Perhaps my ear isn't as finely tuned as yours. I haven't seen "Cold Mountain" so I can't judge Nicole in that movie. I will say that Naomi Watts' American accent in "21 Grams" is excellent...I detected no accent on her. Hell, I even thought Hugo Weaving's accent was pretty good in the "Matrix" (It was exaggerated, as the character of Agent Smith was a kind of a caricature, but it didn't jump out at me as an Australian immitating an American).
Sirako   Wednesday, May 26, 2004, 13:19 GMT
Thanks for the support Damien!

However, I think your comment that religion is the problem is typical of many ill-informed people. The British media play a central role in such disinformation.

As in so many similar disputes in this world (Indian subcontinent/Africa/Iraq/Middle East, the problems in Ireland are the result of British interference - in this case going back almost 1,000 years.

If it were really about religion, can you tell me if they believe in a different Jesus Christ and don't have the same 10 commandments? Why are there no forced conversions?

It is all about territory, religious status is a handy faultline.

You might want to do some research and you will see that many who fought for Ireland's freedom were protestant - Wolfe Tone, Parnell etc. and the first president of Ireland was protestant.
Ryan   Wednesday, May 26, 2004, 14:58 GMT
When foreigners do American accents in movies, they always sound a bit "formalized." They sound okay, except that nobody on the street would probably ever talk that way.

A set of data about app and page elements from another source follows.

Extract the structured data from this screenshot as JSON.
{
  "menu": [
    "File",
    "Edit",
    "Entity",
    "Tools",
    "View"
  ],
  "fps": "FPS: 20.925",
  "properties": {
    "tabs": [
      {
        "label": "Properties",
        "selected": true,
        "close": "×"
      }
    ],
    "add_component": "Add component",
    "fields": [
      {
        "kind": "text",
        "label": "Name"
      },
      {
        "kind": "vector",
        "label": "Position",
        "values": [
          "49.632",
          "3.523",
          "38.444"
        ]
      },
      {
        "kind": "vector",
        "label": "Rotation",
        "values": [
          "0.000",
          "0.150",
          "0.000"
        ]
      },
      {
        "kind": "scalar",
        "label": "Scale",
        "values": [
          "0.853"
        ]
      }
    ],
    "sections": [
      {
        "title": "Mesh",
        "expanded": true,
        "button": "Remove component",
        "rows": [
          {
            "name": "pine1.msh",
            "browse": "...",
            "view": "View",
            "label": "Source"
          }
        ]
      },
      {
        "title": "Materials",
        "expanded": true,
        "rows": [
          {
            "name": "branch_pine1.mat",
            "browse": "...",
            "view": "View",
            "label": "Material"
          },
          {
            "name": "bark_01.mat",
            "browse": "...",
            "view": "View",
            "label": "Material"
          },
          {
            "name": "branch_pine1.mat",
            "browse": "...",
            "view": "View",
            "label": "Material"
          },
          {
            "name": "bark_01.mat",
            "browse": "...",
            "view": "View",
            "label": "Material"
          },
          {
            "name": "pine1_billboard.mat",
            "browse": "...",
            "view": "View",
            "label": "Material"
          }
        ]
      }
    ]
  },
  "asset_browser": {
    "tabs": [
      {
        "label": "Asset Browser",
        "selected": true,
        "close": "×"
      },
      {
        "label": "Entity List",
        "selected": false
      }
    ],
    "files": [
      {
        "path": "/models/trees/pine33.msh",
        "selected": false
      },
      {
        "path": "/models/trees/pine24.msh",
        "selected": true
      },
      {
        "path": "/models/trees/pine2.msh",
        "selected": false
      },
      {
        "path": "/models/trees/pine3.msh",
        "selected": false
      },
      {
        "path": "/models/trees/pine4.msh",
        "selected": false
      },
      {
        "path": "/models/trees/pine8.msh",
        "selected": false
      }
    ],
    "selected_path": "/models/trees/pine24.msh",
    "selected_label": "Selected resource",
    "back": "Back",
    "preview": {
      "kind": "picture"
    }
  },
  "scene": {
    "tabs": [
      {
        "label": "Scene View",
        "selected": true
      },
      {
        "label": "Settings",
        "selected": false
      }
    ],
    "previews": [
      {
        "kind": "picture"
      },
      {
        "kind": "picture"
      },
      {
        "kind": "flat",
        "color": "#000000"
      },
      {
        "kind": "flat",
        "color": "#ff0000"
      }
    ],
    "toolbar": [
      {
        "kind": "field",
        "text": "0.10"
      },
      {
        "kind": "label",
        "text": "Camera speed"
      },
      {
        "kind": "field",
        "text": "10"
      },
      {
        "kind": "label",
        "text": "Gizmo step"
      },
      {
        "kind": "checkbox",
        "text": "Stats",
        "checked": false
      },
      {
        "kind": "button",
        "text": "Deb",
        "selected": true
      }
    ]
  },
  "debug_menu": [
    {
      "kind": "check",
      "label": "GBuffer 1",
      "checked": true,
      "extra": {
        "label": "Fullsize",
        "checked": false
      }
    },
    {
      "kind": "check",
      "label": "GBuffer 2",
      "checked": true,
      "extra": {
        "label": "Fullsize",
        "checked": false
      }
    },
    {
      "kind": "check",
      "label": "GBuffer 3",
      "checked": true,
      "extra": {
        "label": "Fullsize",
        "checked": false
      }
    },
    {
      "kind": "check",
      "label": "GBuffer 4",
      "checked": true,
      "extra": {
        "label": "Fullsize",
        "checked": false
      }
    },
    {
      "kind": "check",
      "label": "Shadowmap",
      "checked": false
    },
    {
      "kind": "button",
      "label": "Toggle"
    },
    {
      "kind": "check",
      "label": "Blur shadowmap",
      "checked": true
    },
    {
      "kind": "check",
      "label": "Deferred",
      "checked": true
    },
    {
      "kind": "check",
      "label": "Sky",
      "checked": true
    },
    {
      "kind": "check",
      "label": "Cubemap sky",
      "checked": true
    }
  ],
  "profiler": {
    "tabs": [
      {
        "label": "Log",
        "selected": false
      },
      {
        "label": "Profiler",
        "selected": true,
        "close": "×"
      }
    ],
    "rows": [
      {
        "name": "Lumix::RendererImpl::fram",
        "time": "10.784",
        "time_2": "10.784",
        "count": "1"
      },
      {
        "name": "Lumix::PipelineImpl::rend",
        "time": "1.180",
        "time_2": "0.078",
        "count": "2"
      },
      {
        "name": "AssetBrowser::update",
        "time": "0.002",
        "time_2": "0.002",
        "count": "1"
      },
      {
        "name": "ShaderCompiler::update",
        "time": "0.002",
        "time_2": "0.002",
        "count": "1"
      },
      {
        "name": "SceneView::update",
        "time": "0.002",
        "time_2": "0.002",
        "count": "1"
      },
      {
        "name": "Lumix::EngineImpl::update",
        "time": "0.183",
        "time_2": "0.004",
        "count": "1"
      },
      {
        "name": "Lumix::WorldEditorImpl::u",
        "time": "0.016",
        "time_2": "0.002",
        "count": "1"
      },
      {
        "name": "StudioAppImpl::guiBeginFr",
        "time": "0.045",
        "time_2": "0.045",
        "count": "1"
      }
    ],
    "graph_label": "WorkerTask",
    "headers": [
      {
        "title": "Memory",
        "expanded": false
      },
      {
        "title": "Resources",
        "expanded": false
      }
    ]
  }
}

My favorite accent gaffe is Hugh Jackman in the X-Men. They have him sounding like a very normal American. But he's playing Wolverine so he's supposed to be Canadian! No sign of a Canadian accent on him at all...
Damian   Wednesday, May 26, 2004, 16:30 GMT
I once unwittingly annoyed a Canadian guy by asking him whereabouts in the USA he came from! I can ONLY distinguish the difference between Canadian and American accents when the Canadian says words like "out"! I would love to know what other features I should look out for in the Canadian accent to prevent me making the same mistake again.
Damian   Wednesday, May 26, 2004, 16:35 GMT
I don't want to discuss religion or politics on this site to be honest....both are a bit dangerous and the last thing I want to do is to upset or offend anyone in here. I may have done so already I fear! This site really is all about language, and the English language in particular. My views on religious issues and the effect they have had on people over the centuries will never alter. Sorry. :-)
Damian   Wednesday, May 26, 2004, 16:39 GMT
Oops I think I have made a linguistic error in my last posting! It is religious issues that have had an effect on people over the centuries (and a bad effect at that) not my views on the religious issues! Cheers!